Short answer is no. WordPress is open-source software and anyone can use, study, change and redistribute its source code. It just so happens that WordPress.com hosts websites using WordPress software. Use another WebHost as they are more reliable and versatile than specifically WordPress.com. You are using the WordPress software, but not necessarily the service offered by WordPress.com.
What if it doesn’t work out?
Make sure you read the fine print, but web hosts like Siteground offer a 30-day money back if things just don’t work out. If it is too technical or over your head, consider hiring a freelancer to get things up and running and going from there.
What else should I do after I get my website off and running?
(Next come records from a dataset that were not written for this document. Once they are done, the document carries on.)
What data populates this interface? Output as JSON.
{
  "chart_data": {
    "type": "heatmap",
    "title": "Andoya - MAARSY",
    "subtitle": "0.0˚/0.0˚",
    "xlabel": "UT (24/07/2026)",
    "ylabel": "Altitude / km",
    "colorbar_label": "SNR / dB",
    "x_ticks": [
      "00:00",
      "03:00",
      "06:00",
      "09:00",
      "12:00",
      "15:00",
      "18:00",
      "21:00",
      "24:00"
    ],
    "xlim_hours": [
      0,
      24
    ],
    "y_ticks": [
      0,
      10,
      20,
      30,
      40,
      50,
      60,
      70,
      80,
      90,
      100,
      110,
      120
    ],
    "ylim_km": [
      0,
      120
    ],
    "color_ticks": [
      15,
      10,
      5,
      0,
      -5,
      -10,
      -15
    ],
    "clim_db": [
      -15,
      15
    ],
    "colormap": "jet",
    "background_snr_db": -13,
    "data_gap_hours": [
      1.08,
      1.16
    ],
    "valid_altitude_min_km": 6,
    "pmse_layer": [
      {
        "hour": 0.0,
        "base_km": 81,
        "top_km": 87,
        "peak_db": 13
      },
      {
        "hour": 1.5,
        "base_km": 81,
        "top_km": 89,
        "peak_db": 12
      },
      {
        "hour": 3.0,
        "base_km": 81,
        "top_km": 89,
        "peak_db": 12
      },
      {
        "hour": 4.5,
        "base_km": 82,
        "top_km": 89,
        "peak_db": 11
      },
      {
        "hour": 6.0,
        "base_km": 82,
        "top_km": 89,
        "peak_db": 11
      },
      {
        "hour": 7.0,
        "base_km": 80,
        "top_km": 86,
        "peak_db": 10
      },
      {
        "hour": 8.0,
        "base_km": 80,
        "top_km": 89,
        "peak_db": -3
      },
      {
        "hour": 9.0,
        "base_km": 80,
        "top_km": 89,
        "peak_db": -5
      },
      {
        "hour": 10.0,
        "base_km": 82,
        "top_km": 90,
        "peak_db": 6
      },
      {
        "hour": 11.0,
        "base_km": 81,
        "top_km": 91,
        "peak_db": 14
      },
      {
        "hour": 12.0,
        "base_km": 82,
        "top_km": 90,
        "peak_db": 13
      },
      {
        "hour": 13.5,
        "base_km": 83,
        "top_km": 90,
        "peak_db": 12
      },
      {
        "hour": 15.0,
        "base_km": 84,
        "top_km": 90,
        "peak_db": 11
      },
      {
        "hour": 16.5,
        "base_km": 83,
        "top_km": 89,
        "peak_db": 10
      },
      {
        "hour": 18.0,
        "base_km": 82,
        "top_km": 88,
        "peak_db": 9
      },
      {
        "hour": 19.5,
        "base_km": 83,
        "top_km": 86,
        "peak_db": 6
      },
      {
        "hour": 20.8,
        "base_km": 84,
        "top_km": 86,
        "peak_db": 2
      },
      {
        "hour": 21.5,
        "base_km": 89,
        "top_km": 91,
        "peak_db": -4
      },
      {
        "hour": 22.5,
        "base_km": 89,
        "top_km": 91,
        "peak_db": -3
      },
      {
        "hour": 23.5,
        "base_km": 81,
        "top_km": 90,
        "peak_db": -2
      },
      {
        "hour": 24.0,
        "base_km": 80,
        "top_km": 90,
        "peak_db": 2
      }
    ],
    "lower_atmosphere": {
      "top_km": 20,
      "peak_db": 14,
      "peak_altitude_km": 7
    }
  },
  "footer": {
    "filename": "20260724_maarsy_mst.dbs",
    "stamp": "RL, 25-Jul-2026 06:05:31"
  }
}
Focus on security. Make a very long password and disable the “admin” account. Use a different username. This goes really for any marketing accounts like Instagram too – the password and security question/answer should not be easily guessed. As your brand gets more popular, hackers and bots will want to compromise them and do things like blackmail you.
When do you recommend focusing on social media?
That’s up to you. When you get a decent amount of web traffic, then you may want to branch off to social media – making sure to link back to your website at any opportunity. I would still invest 80% effort into the website and 20% into social media. What’s great about having a website is you already have the content, say a blog post that you can recycle for social media. You may just need to reformat the image, make it look nice, or cut it short such as for twitter. So in a way, a website is an outline or master template that you can carve out for your social media posts. It doesn’t really make sense to do it other way around for things like blogging. And if you are really into the new Reels thing, I would consider going into YouTube instead. YouTube is here to stay much longer than Reels. That’s why OTDUDE also does YouTube even though it’s “free”, it’s considered the #2 search engine after Google so there is a lot of opportunity there than a social media platform that can come and go. In fact, recently many users were not happy with the recent Instagram and Whatsapp user agreements in regards to privacy and have quit and switched to other platforms, just as people once did from Myspace.
Hope you find this information useful.